    This is both a police procedural and a crime-thriller.  The “whodunit” portion gets resolved at around 70%, and then the book kicks into Action-Intrigue for the rest of the way.  Plot twists abound; so do red herrings; and I liked it that Harry could reach wrong conclusions at times.  He can also be a bit of an a**hole, which is kinda neat.

    There’s a goodly amount of cussing, which would be expected in this type of story; and some sex.  The chapters are long, and of uneven length.  This is a standalone story, although a couple characters, Eleanor Wish and Roy Lindell, who appear in other books in the series, show up here.  The Kindle version ends at 88%, with the rest of the e-book devoted to a preview of the next book in the series.
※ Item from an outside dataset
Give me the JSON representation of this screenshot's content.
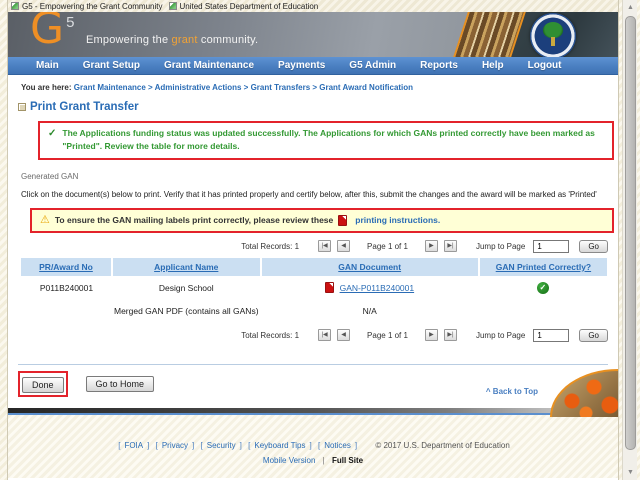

Excerpts...
    “You said he was put in his trunk and capped twice, huh? . . . Bosch, you there?”
    “Yeah, I’m here.  Yeah, capped twice in the trunk.”
    “Trunk music.”
    “What?”
    “It’s a wise guy saying outta Chicago.  You know, when they whack some poor slob they say, ‘Oh, Tony?  Don’t worry about Tony.  He’s trunk music now.  You won’t see him no more’”  (loc. 394)

    “Harry, you want the swag on this?”
    “Swag?”
    “Scientific wild ass guess.”  (loc. 468)

Kindle Details...
    Trunk Music presently sells for $6.99 at Amazon right now.  The other books in the series are all in the price range of $4.99 to $9.99.  

 “Kenahepyou?”  (loc. 588)
    The quibbles are few.  At one point, while searching a suspect’s home, Harry discovers a potential murder weapon, sealed in a plastic bag, hidden behind the toilet.  He’s excited because it’s another piece of evidence to tie the suspect to the crime.  But I was thinking, “Harry!  For cripes sake, the perp would never keep something like that around.  Someone planted it there!  Don’t even touch it!”

    Also, the ending, although suitably replete with excitement, felt a bit contrived.  There’s a lot riding on one of Harry’s hunches, including a whole slew of cops.  If Harry’s wrong, they’re gonna kick themselves for not staking out other possible sites.  Things work out of course, and Harry’s proven right.  But all the baddies get taken care of in a manner that felt just a tad too convenient.

    But hey, by then the plotline was Action-Intrigue, not Police Procedural, and it made for a thrilling climax.  So I’m not complaining.

    9 Stars.  For me, Trunk Music was a great page-turner.   My only question after finishing it was whether or not all the “bending of the rules” that Harry (and some of his colleagues) get away with really do occur in the real world.  If so, it makes me wonder if we’re closer to living in a police state than we realize.